In our own Backyard

Story last updated at 3:17 PM on Wednesday, April 11, 2012

Paul Banks unveils its peanut gallery

In our own backyard

By Michael Armstrong
Staff Writer


Photo by Michael Armstrong

Viktor Romanko, left, points at self-portraits Paul Banks Elementary School students painted for the Paul Banks Peanut Gallery.

At more sedate First Friday openings last week, art lovers milled around quiet little downtown galleries, enjoying a nice spring evening.

Not so at the far end of Pioneer Avenue, after it turns into East End Road. At Paul Banks Elementary School, students, staff, teachers and parents put the "extra" in the school's First Friday Art Extravaganza. Teachers, dressed in gowns and suits, handed out snacks. Art of all media decorated temporary gallery walls — folded up lunch tables in the school multipurpose room. Students created fish sculptures out of telephone wire.
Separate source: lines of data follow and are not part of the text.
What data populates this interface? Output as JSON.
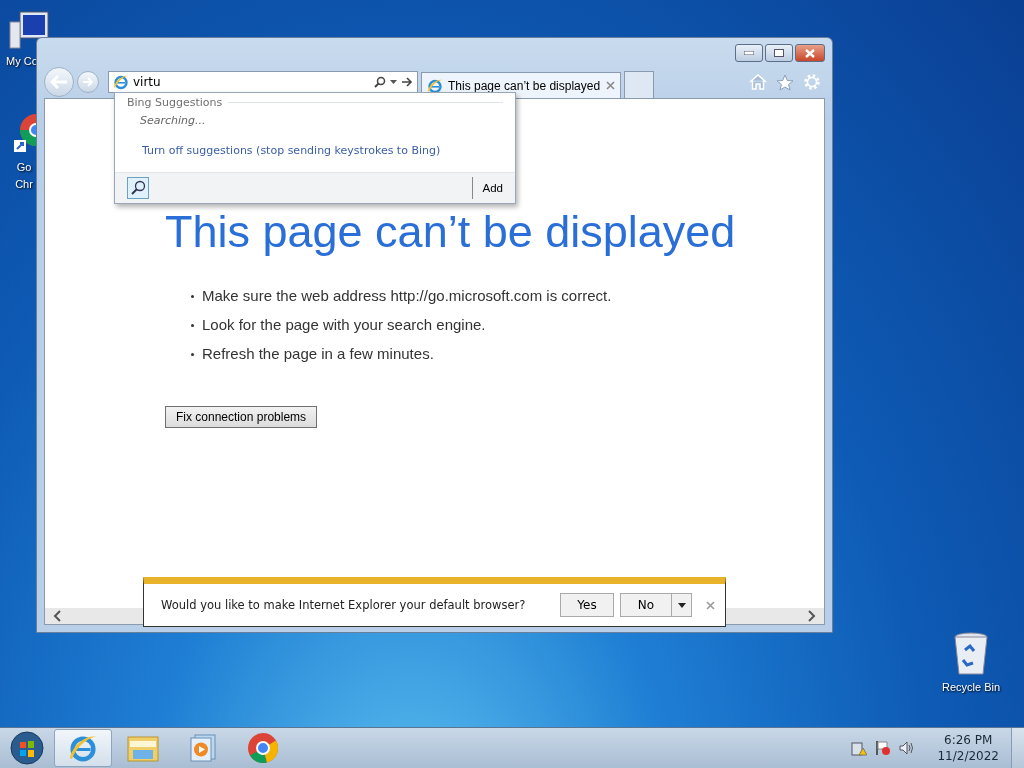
{
  "desktop_icons": [
    {
      "kind": "computer",
      "lines": [
        "My Co"
      ]
    },
    {
      "kind": "chrome-shortcut",
      "lines": [
        "Go",
        "Chr"
      ]
    },
    {
      "kind": "recycle-bin",
      "lines": [
        "Recycle Bin"
      ]
    }
  ],
  "browser": {
    "address": {
      "value": "virtu"
    },
    "tabs": [
      {
        "title": "This page can’t be displayed",
        "selected": true
      }
    ],
    "suggestions": {
      "heading": "Bing Suggestions",
      "status": "Searching...",
      "link": "Turn off suggestions (stop sending keystrokes to Bing)",
      "add": "Add"
    },
    "page": {
      "heading": "This page can’t be displayed",
      "bullets": [
        "Make sure the web address http://go.microsoft.com is correct.",
        "Look for the page with your search engine.",
        "Refresh the page in a few minutes."
      ],
      "button": "Fix connection problems"
    },
    "notification": {
      "message": "Would you like to make Internet Explorer your default browser?",
      "yes": "Yes",
      "no": "No"
    }
  },
  "taskbar": {
    "items": [
      {
        "kind": "ie",
        "active": true
      },
      {
        "kind": "explorer",
        "active": false
      },
      {
        "kind": "media",
        "active": false
      },
      {
        "kind": "chrome",
        "active": false
      }
    ],
    "clock": {
      "time": "6:26 PM",
      "date": "11/2/2022"
    }
  }
}
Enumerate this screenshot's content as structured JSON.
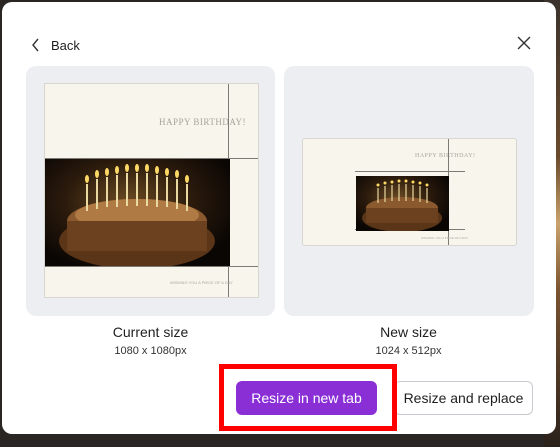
{
  "dialog": {
    "back_label": "Back",
    "current": {
      "title": "Current size",
      "dimensions": "1080 x 1080px"
    },
    "new": {
      "title": "New size",
      "dimensions": "1024 x 512px"
    },
    "preview_text": {
      "greeting": "HAPPY BIRTHDAY!",
      "footer": "WISHING YOU A PIECE OF A DAY"
    },
    "buttons": {
      "resize_new_tab": "Resize in new tab",
      "resize_replace": "Resize and replace"
    }
  },
  "colors": {
    "primary": "#8a2fd6",
    "highlight": "#ff0000",
    "card_bg": "#eceef2"
  },
  "icons": [
    "chevron-left-icon",
    "close-icon"
  ]
}
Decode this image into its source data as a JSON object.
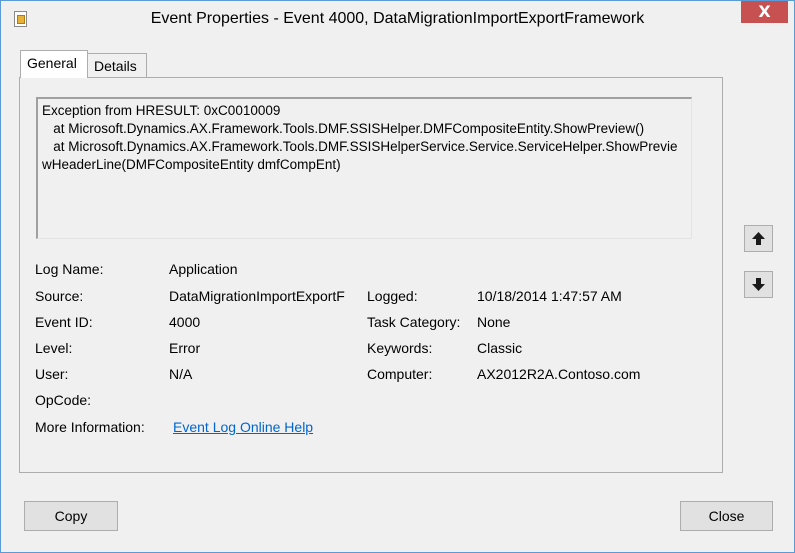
{
  "window": {
    "title": "Event Properties - Event 4000, DataMigrationImportExportFramework",
    "close_label": "X"
  },
  "tabs": [
    {
      "label": "General",
      "active": true
    },
    {
      "label": "Details",
      "active": false
    }
  ],
  "description": "Exception from HRESULT: 0xC0010009\n   at Microsoft.Dynamics.AX.Framework.Tools.DMF.SSISHelper.DMFCompositeEntity.ShowPreview()\n   at Microsoft.Dynamics.AX.Framework.Tools.DMF.SSISHelperService.Service.ServiceHelper.ShowPreviewHeaderLine(DMFCompositeEntity dmfCompEnt)",
  "fields": {
    "log_name": {
      "label": "Log Name:",
      "value": "Application"
    },
    "source": {
      "label": "Source:",
      "value": "DataMigrationImportExportF"
    },
    "logged": {
      "label": "Logged:",
      "value": "10/18/2014 1:47:57 AM"
    },
    "event_id": {
      "label": "Event ID:",
      "value": "4000"
    },
    "task_category": {
      "label": "Task Category:",
      "value": "None"
    },
    "level": {
      "label": "Level:",
      "value": "Error"
    },
    "keywords": {
      "label": "Keywords:",
      "value": "Classic"
    },
    "user": {
      "label": "User:",
      "value": "N/A"
    },
    "computer": {
      "label": "Computer:",
      "value": "AX2012R2A.Contoso.com"
    },
    "opcode": {
      "label": "OpCode:",
      "value": ""
    },
    "more_info": {
      "label": "More Information:",
      "link": "Event Log Online Help"
    }
  },
  "nav": {
    "up_icon": "arrow-up-icon",
    "down_icon": "arrow-down-icon"
  },
  "buttons": {
    "copy": "Copy",
    "close": "Close"
  },
  "colors": {
    "close_button": "#c75050",
    "link": "#0066cc"
  }
}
The big excitement, though, hung hidden behind blue paper and ready to be unveiled — and no, it wasn't the artist Christo's latest wrapped-art project, but "Paul Banks Peanut Gallery," a school community work created by 170 student artists under the direction of Artist in the School Ruby Haigh.

If Haigh looked a little emotional at the unveiling, that might have been because her residency brought her full circle back to where she had been 21 years ago. In the late 1980s and early 1990s, Haigh had been a teacher for the deaf and hearing impaired at Paul Banks. She quit in 1991 after suffering a stroke.
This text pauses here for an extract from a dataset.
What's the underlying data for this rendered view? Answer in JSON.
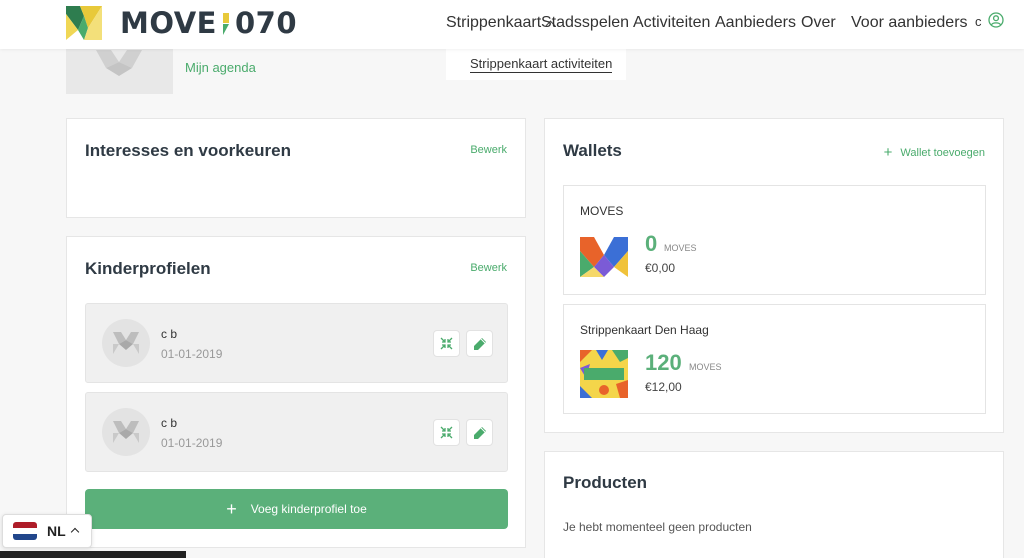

To help her brain and body heal, she started doing pottery. Heading into her 14th summer creating beautiful ceramic art through her Jars of Clay studio on Main Street, Haigh took the natural next step in her career: teaching.
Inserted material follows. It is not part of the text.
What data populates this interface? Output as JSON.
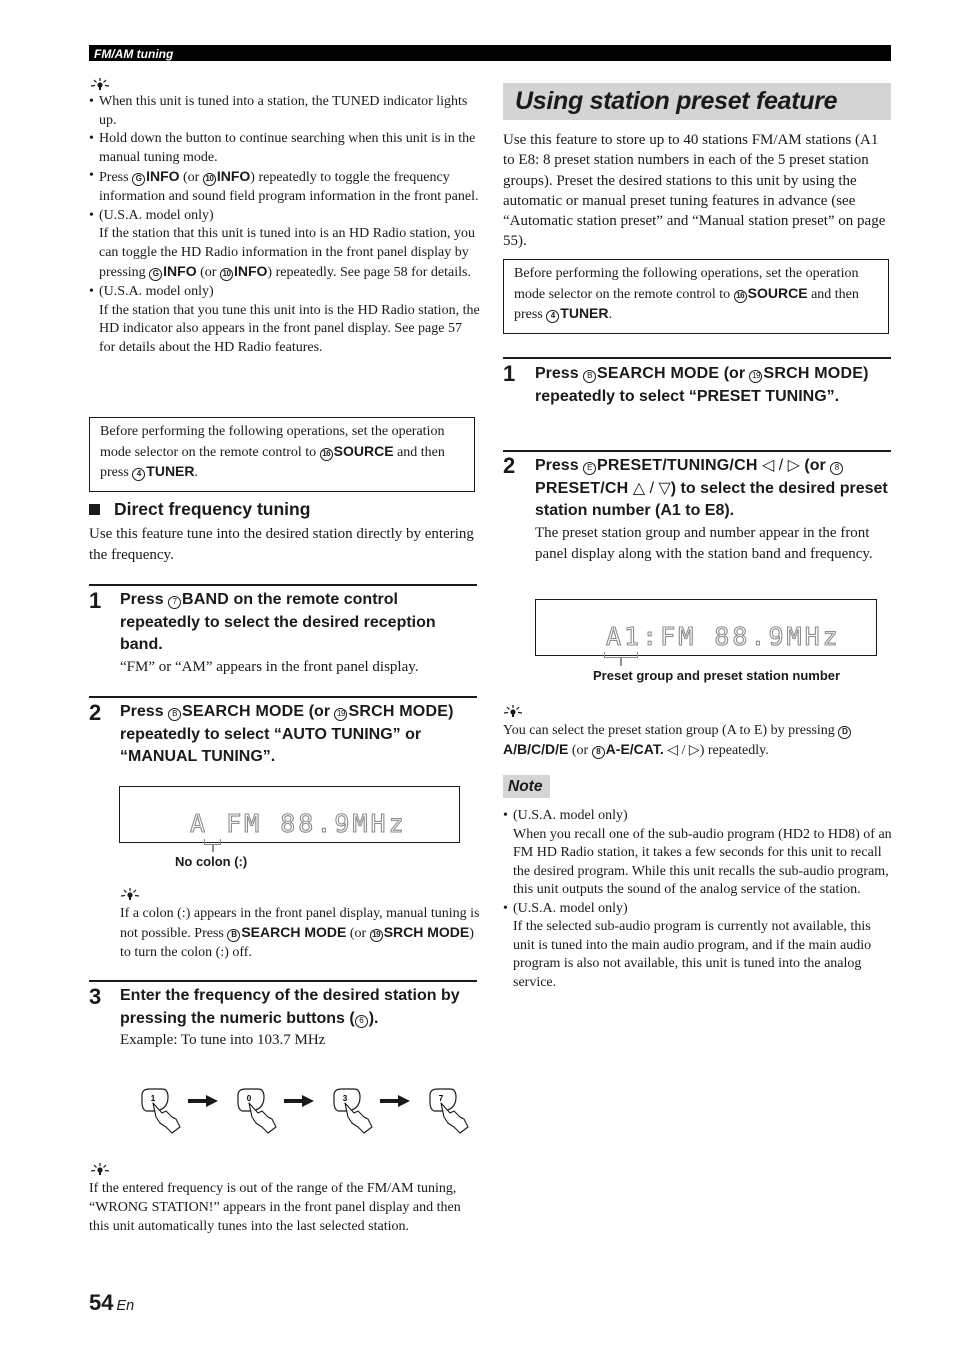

"I came back as a potter," she said of her two week residency in late February and early March. "For me it was the best of both worlds. I got to go back and teach at Paul Banks doing something that I absolutely love, which is pottery. It was a win-win for me."

Working with every student, Haigh inspired them to create one or two tiles for the mural. Younger children rolled out clay and punched it into molds. Some made impressions with rocks and other objects into the clay. Working clay into coils, students made squiggly designs or spelled out words like play, laugh, create, dance, learn and ask — words related to school.

"I really want the kids to have experience with clay, not just glazing a portrait on," Haigh said. "I let them play. There was one day they rolled out clay and experimented with textures. They just loved it. They were in heaven."

The community art project stood out among other Artist in School residencies, said Gaye Wolfe, an artist who assisted students and Haigh during the residency.

"This school is the coolest place," she said. "Everybody took ownership. It was way beyond an Artist in School project. Everybody got excited."

A program of the Alaska State Council on the Arts, Artist in School is administered locally by Bunnell Street Arts Center. Bunnell matches money raised by schools to bring artists in, usually for a two-week residency. Artists of all media and disciplines apply to get on the Artist in School teaching roster. They also attend a teaching artists training academy. Over the past 12 years, more than $100,000 has been spent locally to bring artists to lower Kenai Peninsula schools, said Asia Freeman, executive director of Bunnell.

The mural also is a return home for Freeman. In 1975 while a third grader at Paul Banks, Freeman also worked on a mural there.

"That's a huge commitment of that school and something they should be congratulated for. What's amazing is that it can happen in a couple of weeks," Freeman said.

The centerpiece of the mural is a grid of colorful self-portraits painted by the students. The title refers to Paul Banks, the school's namesake, a janitor who also was a composer and musician.

"He always had peanuts in his pocket. He was always giving kids peanuts," Haigh said. "The kids were called the Paul Banks Peanuts."

Haigh also credited her husband, Tim, for the mural frame, and Chad Dalke, the tile artist who put the mural together.

Teachers, staff and parents also were incredibly supportive.

"I think Paul Banks is a happenin' little place. It often gets overlooked," Haigh said. "The teachers are great, the parents are great, the kids are great."

Michael Armstrong can be reached at